Task directions:
For the entries below, report every line that includes the word "JSON".

Data to use START

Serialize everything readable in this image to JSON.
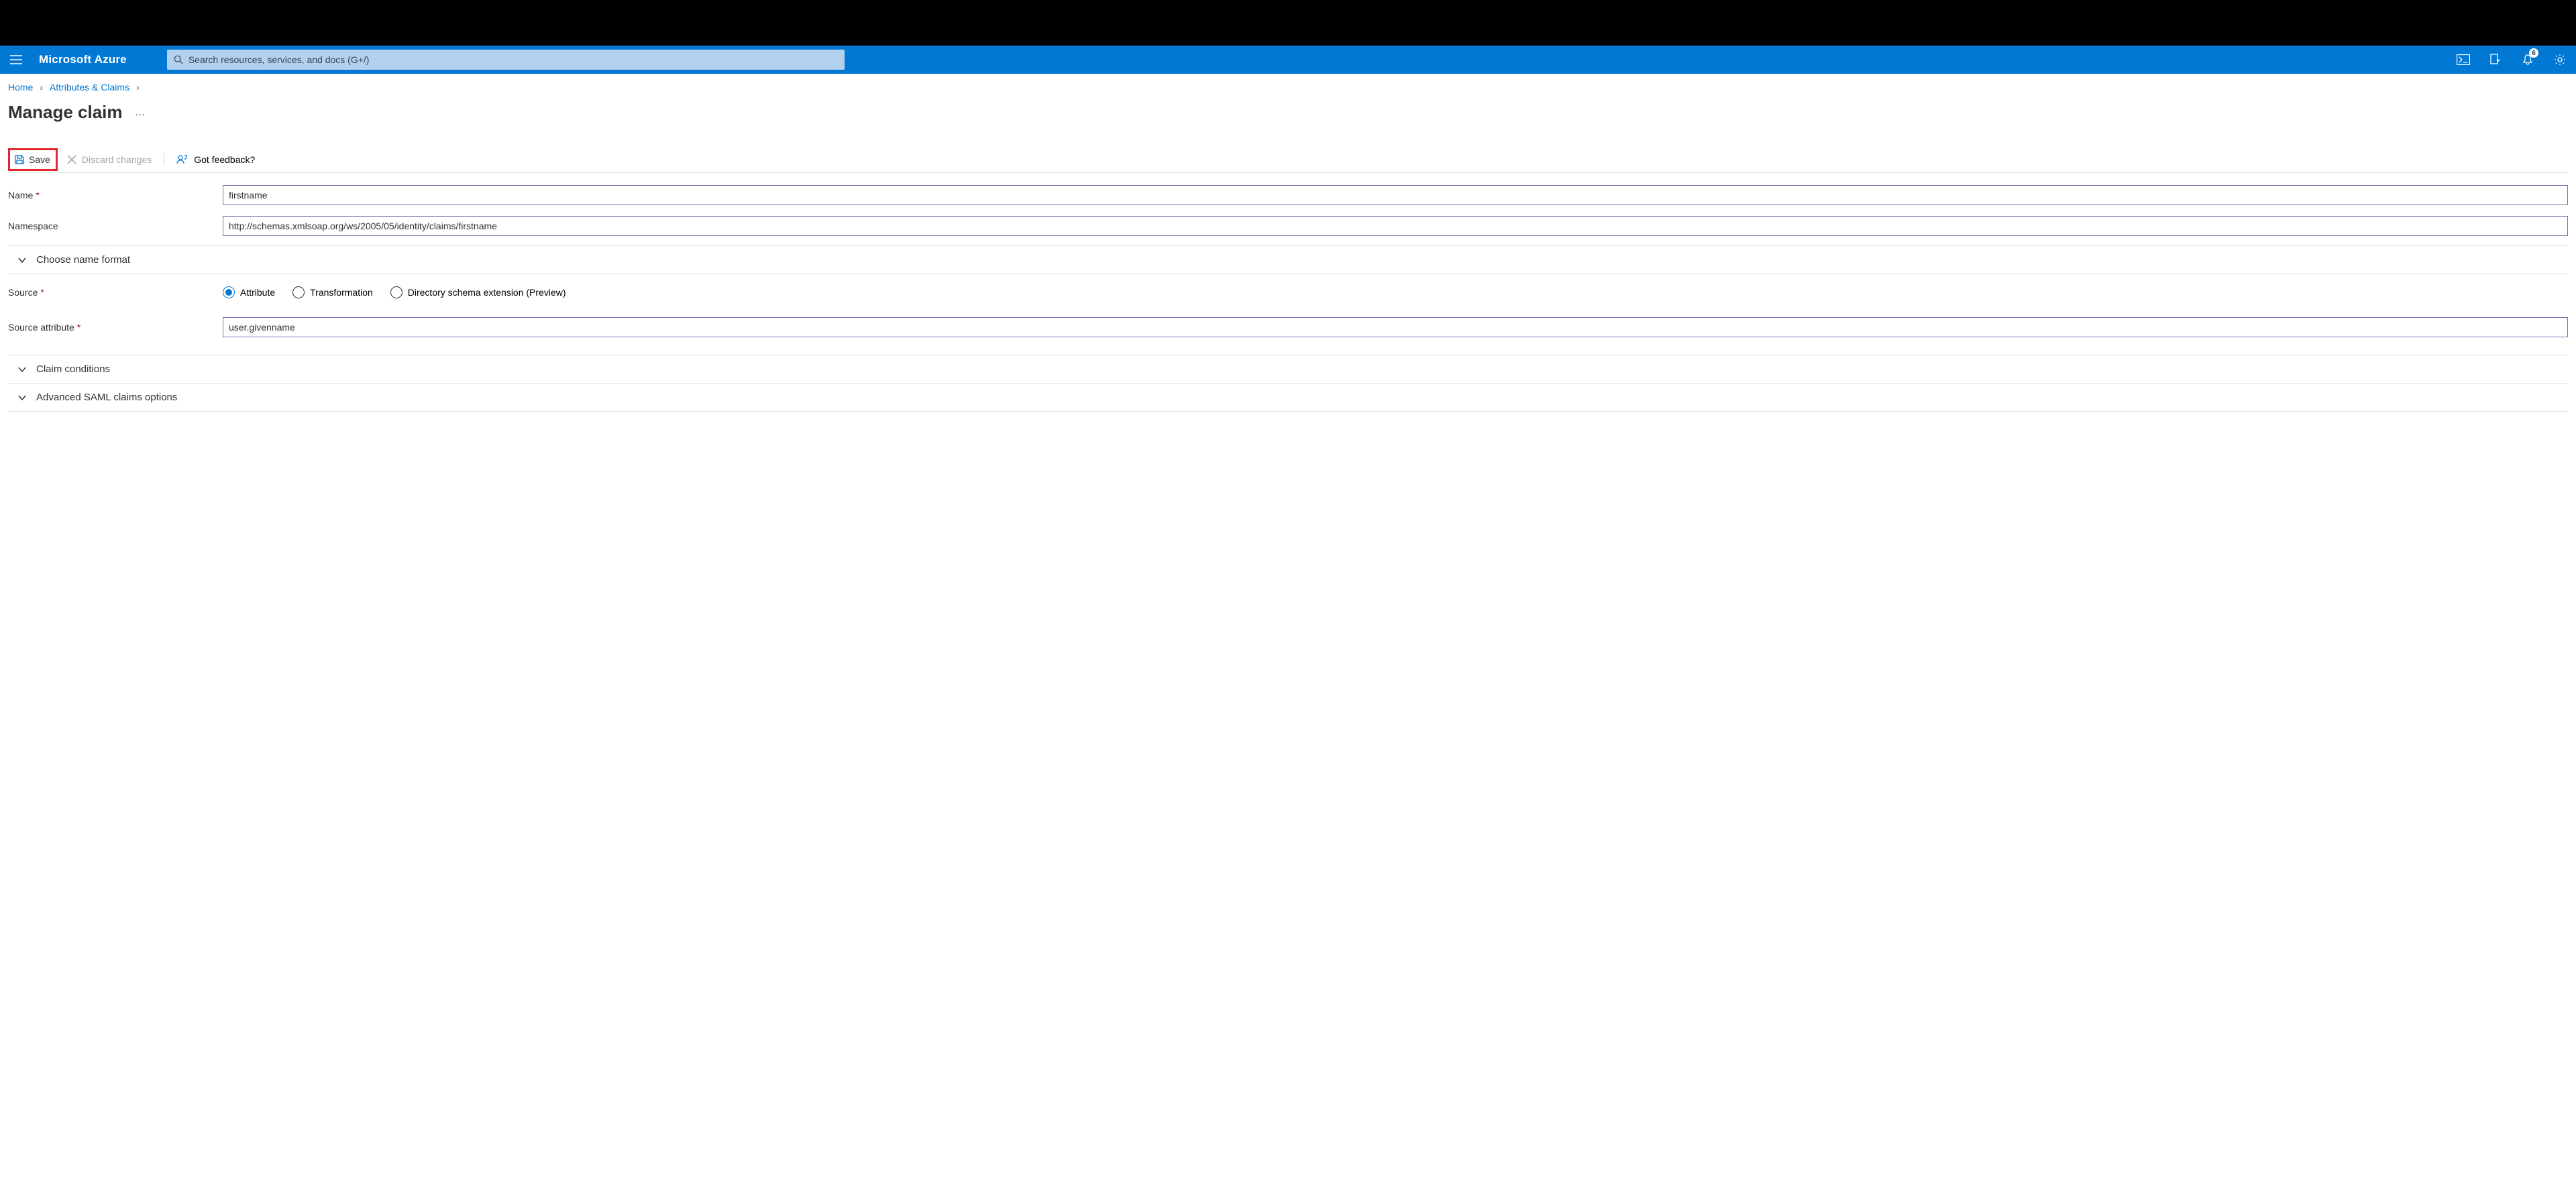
{
  "header": {
    "brand": "Microsoft Azure",
    "search_placeholder": "Search resources, services, and docs (G+/)",
    "notification_count": "6"
  },
  "breadcrumb": {
    "home": "Home",
    "attributes": "Attributes & Claims"
  },
  "page": {
    "title": "Manage claim"
  },
  "toolbar": {
    "save": "Save",
    "discard": "Discard changes",
    "feedback": "Got feedback?"
  },
  "form": {
    "name_label": "Name",
    "name_value": "firstname",
    "namespace_label": "Namespace",
    "namespace_value": "http://schemas.xmlsoap.org/ws/2005/05/identity/claims/firstname",
    "choose_format": "Choose name format",
    "source_label": "Source",
    "source_attr_label": "Source attribute",
    "source_attr_value": "user.givenname",
    "radio_attribute": "Attribute",
    "radio_transformation": "Transformation",
    "radio_directory": "Directory schema extension (Preview)",
    "claim_conditions": "Claim conditions",
    "advanced_saml": "Advanced SAML claims options"
  }
}
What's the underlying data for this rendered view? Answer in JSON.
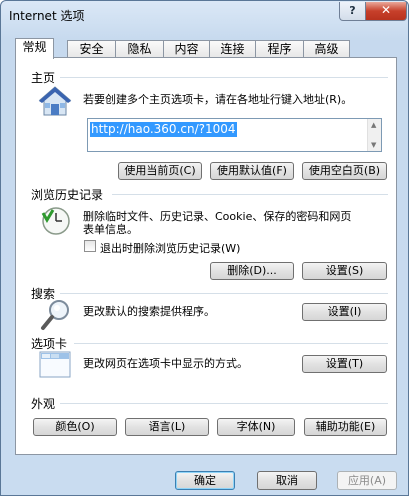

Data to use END

Solution:
Serialize everything readable in this image to JSON.
What's the underlying data for this rendered view? Answer in JSON.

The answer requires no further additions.